  4. Buxton RS, and Magee AI. Structure and interactions of desmosomal and other cadherins. Semin. Cell Biol. 1992; 3(3):157-67. [PMID: 1623205]
  5. Harris TJC, and Tepass U. Adherens junctions: from molecules to morphogenesis. Nat. Rev. Mol. Cell Biol. 2010; 11(7):502-14. [PMID: 20571587]
  6. Mandai K, Nakanishi H, Satoh A, Takahashi K, Satoh K, Nishioka H, Mizoguchi A, and Takai Y. Ponsin/SH3P12: an l-afadin- and vinculin-binding protein localized at cell-cell and cell-matrix adherens junctions. J. Cell Biol. 1999; 144(5):1001-17. [PMID: 10085297]

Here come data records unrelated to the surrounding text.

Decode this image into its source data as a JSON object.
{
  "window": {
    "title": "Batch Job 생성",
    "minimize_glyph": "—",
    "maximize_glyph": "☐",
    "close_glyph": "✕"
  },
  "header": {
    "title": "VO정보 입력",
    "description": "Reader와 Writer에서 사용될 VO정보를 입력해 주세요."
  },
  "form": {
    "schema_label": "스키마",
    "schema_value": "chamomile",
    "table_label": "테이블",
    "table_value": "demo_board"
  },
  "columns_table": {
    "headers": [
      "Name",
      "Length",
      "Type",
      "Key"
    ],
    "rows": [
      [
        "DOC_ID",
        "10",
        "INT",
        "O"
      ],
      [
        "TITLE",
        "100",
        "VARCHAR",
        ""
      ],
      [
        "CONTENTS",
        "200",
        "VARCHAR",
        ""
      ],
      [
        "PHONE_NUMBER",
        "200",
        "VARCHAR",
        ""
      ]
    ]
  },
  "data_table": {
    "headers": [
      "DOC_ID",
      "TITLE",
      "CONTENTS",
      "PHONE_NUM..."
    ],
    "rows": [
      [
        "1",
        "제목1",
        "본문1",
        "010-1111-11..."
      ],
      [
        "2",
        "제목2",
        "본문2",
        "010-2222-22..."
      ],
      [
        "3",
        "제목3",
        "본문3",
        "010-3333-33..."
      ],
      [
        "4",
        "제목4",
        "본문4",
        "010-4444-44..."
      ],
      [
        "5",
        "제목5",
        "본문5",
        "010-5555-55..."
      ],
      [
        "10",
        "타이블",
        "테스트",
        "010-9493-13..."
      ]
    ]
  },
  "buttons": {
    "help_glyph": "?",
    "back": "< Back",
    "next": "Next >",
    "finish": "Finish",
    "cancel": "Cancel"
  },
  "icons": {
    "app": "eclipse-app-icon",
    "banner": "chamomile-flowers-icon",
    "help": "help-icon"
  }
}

  7. Ooshio T, Irie K, Morimoto K, Fukuhara A, Imai T, and Takai Y. Involvement of LMO7 in the association of two cell-cell adhesion molecules, nectin and E-cadherin, through afadin and alpha-actinin in epithelial cells. J. Biol. Chem. 2004; 279(30):31365-73. [PMID: 15140894]
  8. Asada M, Irie K, Morimoto K, Yamada A, Ikeda W, Takeuchi M, and Takai Y. ADIP, a novel Afadin- and alpha-actinin-binding protein localized at cell-cell adherens junctions. J. Biol. Chem. 2002; 278(6):4103-11. [PMID: 12446711]